The Plight of the Overworked Nonprofit Employee

the Department of Labor finalized the most significant update to the federal rules on overtime in decades. The new rules will more than double the salary threshold for guaranteed overtime pay, from about $23,000 to $47,476. Once the rules go into effect this December, millions of employees who make less than that will be guaranteed overtime pay under the law when they work more than 40 hours a week.

.. But pushback also came from what might have been an unexpected source: a progressive nonprofit called the U.S. Public Interest Research Group (PIRG)

.. These responses expose a gap between the values that many nonprofits hold and the way they treat their own staffs. There’s no doubt that nonprofits today face serious financial difficulties and constraints, but do they have no choice but to demand long, unpaid hours of their employees?

.. the “nonprofit starvation cycle.” The cycle starts with funders’ unrealistic expectations about the costs of running a nonprofit. In response, nonprofits try to spend less on overhead (like salaries) and under-report expenses to try to meet those unrealistic expectations. That response then reinforces the unrealistic expectations that began the cycle. In this light, it’s no surprise that so many nonprofits have come to rely on unpaid work.

.. “Can you imagine Lockheed Martin or Boeing putting up with a government contract that didn’t allow for overhead?”

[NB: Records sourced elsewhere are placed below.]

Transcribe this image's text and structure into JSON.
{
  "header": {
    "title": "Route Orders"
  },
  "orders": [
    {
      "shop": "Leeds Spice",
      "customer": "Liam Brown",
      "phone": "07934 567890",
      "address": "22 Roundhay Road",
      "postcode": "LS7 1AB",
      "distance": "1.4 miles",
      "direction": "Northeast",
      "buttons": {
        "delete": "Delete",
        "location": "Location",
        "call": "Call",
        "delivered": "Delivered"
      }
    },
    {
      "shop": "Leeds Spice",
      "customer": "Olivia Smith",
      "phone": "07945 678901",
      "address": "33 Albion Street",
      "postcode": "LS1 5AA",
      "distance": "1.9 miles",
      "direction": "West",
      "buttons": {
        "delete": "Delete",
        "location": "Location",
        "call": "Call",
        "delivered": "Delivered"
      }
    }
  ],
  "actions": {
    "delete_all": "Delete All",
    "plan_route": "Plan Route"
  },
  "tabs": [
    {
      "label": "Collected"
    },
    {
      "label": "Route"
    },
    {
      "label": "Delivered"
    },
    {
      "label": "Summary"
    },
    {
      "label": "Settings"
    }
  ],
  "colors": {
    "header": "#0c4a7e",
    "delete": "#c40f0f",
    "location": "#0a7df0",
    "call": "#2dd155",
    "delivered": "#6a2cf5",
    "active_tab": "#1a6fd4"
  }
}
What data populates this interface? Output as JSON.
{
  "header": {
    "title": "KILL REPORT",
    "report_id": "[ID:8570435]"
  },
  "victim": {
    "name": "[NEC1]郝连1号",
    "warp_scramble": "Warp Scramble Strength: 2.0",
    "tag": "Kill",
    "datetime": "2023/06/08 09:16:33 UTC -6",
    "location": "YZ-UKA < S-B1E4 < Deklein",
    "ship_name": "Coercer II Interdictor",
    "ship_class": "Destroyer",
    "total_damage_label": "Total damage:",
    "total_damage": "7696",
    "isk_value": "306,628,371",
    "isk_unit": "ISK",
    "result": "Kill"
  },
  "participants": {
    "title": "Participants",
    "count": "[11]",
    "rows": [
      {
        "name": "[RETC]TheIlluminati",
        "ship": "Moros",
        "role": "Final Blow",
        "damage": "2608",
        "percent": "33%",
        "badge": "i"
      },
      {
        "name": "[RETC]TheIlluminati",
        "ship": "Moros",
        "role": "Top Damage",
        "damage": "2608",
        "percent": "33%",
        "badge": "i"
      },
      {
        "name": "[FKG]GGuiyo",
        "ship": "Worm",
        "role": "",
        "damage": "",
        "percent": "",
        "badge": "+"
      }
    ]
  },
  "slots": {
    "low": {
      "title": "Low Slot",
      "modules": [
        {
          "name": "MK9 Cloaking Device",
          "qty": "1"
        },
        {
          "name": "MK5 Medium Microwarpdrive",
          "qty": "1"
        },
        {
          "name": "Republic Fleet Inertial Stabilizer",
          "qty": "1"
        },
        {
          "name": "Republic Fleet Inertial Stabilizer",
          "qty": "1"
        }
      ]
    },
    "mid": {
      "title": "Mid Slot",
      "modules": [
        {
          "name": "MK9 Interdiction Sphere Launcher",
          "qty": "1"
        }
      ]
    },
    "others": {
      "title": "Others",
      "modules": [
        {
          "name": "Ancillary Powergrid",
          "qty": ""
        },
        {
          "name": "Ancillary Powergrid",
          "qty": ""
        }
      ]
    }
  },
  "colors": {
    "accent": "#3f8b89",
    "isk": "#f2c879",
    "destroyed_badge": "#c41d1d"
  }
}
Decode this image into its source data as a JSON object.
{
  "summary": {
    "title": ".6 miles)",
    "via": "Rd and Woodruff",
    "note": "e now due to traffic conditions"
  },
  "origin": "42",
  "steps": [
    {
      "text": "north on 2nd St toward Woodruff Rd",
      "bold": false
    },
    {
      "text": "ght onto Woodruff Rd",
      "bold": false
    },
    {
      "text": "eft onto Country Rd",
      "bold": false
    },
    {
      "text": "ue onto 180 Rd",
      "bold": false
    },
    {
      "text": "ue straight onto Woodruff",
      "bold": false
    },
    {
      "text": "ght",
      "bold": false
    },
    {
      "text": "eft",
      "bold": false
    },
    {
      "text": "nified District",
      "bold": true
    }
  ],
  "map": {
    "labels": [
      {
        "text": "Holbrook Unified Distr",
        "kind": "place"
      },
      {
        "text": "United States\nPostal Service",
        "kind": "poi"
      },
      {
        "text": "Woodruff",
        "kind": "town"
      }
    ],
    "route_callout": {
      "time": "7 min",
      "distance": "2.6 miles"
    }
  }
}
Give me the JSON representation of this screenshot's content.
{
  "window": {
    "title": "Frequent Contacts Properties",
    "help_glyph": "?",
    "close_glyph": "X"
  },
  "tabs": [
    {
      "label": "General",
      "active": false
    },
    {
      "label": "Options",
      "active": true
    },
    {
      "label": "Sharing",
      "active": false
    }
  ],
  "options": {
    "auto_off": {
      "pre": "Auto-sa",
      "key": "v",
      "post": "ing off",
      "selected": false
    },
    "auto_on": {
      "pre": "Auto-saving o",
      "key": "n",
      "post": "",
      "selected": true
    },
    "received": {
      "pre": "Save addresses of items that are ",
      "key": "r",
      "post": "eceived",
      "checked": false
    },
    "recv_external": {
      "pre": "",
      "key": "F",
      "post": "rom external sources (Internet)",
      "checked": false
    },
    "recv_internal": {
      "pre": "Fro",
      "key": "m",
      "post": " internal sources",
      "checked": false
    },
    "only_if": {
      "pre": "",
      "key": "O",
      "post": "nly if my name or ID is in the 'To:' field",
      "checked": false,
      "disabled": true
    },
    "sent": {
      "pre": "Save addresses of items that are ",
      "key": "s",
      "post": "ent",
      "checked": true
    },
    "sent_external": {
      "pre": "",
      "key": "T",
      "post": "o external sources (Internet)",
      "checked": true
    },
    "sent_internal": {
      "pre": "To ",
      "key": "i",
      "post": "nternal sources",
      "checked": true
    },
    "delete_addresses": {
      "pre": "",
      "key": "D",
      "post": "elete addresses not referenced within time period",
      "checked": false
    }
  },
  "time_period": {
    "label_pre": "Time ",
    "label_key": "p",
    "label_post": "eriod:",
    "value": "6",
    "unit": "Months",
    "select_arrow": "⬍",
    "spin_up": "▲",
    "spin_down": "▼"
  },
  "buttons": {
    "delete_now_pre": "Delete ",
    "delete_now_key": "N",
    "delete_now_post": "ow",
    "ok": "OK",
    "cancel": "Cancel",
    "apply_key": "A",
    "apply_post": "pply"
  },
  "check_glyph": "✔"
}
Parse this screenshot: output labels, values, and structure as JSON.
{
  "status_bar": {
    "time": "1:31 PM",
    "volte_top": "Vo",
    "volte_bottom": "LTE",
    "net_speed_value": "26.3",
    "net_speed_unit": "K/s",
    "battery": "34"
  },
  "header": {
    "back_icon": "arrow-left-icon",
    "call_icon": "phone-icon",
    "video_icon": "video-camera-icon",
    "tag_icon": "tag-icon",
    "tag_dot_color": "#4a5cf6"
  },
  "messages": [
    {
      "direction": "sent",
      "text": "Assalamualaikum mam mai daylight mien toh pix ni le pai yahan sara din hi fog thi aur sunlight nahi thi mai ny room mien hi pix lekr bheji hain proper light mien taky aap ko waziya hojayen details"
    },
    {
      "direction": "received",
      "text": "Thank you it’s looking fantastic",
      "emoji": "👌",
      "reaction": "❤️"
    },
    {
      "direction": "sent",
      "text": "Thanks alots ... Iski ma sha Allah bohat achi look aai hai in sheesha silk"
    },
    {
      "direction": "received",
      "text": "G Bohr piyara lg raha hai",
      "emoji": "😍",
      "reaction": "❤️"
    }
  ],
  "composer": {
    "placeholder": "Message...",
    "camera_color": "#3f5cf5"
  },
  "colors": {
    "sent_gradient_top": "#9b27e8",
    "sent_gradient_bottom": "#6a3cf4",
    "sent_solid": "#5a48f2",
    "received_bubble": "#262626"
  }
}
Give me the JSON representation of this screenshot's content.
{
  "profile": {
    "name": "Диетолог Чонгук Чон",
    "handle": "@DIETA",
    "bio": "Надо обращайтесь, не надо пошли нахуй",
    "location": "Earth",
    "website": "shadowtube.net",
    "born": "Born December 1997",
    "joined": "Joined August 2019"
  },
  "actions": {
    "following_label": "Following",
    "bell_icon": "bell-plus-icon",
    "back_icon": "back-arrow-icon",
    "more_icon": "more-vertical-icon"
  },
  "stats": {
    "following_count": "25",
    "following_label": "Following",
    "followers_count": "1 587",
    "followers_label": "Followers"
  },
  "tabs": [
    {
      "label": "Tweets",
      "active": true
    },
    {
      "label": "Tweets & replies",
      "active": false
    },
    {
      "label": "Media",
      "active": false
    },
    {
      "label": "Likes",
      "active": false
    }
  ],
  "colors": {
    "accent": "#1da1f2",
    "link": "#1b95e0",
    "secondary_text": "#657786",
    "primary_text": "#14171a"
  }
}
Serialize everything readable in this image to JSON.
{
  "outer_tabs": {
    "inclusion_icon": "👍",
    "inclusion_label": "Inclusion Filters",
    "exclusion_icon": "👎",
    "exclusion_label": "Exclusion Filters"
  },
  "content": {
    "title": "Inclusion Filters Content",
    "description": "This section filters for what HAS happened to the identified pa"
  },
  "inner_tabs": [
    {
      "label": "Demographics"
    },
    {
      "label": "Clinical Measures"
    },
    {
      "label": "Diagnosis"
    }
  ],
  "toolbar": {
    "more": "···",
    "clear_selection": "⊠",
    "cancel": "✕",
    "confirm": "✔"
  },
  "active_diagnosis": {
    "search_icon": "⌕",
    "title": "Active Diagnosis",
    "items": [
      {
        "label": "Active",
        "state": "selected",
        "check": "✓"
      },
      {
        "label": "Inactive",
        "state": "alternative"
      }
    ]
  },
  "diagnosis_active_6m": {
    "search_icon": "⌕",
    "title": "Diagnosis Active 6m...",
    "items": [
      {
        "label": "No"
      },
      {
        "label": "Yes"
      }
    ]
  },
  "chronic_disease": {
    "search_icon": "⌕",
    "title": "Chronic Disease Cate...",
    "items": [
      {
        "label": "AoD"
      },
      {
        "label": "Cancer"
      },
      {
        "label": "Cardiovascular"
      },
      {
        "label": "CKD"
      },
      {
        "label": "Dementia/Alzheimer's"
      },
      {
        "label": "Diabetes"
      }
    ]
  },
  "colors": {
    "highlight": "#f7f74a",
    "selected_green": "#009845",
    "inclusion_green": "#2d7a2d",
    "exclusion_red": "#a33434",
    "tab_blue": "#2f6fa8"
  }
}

.. The Urban Institute report found that most nonprofits choose to cut salaries, benefits, and other costs long before scaling back their operations.

.. These nonprofit employees are saying that their operations depend on large numbers of their lowest-paid staff working unpaid overtime hours.

.. a culture that can put the needs of staff behind mission-driven ambitions.

.. “There’s a culture that says, ‘Young people are paying their dues. It’s okay for them to be paid for fewer hours than they’re actually working because it’s in the effort of helping them grow up and contribute to something greater than they are,’”

.. “Too often, I have seen the passion for social change turned into a weapon against the very people who do much—if not most—of the hard work, and put in most of the hours,” Hastings recently wrote on her blog. “Because they are highly motivated by passion, the reasoning goes, they don’t need to be motivated by decent salaries or sustainable work hours or overtime pay.”

.. A more recent study of nonprofits in the U.S. and Canada found that turnover, one possible indicator of burnout, is higher in nonprofits than in the overall labor market.

.. Low-paid workers who do not have executive decision-making power and do not manage a staff, according to the Department of Labor’s criteria, shouldn’t be classified as exempt

.. one easy place to start is simply to write higher salaries into budget proposals.